- _Dataset rows describing interfaces_
Content starts

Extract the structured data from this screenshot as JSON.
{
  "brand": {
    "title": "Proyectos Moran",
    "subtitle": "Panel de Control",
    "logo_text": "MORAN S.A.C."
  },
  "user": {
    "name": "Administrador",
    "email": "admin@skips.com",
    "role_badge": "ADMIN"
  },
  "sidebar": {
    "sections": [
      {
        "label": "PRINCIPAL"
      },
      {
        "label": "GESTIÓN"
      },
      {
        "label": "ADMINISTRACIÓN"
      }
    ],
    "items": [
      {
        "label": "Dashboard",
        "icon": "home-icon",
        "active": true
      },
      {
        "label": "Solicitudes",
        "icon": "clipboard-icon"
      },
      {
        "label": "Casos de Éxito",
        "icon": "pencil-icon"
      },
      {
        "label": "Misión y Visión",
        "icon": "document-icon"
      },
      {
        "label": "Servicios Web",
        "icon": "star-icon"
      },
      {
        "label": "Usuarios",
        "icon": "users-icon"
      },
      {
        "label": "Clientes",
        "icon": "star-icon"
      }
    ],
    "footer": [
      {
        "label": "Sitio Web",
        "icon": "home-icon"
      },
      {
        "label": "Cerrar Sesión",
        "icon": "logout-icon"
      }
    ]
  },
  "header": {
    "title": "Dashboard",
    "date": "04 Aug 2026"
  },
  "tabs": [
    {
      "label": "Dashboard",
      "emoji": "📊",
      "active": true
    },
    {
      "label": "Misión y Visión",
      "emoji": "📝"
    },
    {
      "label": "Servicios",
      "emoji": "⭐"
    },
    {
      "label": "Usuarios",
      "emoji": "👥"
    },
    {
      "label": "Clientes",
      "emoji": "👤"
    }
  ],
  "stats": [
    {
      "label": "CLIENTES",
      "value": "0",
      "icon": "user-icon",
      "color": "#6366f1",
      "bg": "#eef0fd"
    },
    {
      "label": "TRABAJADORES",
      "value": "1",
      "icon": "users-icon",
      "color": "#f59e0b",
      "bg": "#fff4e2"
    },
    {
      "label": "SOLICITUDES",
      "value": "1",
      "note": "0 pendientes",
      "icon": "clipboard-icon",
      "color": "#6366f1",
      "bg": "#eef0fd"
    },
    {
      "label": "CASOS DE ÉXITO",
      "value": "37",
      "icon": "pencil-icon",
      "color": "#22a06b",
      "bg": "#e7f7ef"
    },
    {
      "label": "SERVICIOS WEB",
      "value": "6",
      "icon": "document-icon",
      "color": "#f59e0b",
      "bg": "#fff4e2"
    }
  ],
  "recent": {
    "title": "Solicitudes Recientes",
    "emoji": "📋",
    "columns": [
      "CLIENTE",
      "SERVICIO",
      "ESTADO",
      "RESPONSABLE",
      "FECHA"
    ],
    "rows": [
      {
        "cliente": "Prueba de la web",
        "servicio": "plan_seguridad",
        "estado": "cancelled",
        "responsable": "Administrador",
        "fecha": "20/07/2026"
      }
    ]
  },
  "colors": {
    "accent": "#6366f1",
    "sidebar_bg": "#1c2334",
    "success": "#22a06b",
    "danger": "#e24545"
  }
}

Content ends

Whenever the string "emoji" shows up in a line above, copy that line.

      "emoji": "📊",
      "emoji": "📝"
      "emoji": "⭐"
      "emoji": "👥"
      "emoji": "👤"
    "emoji": "📋",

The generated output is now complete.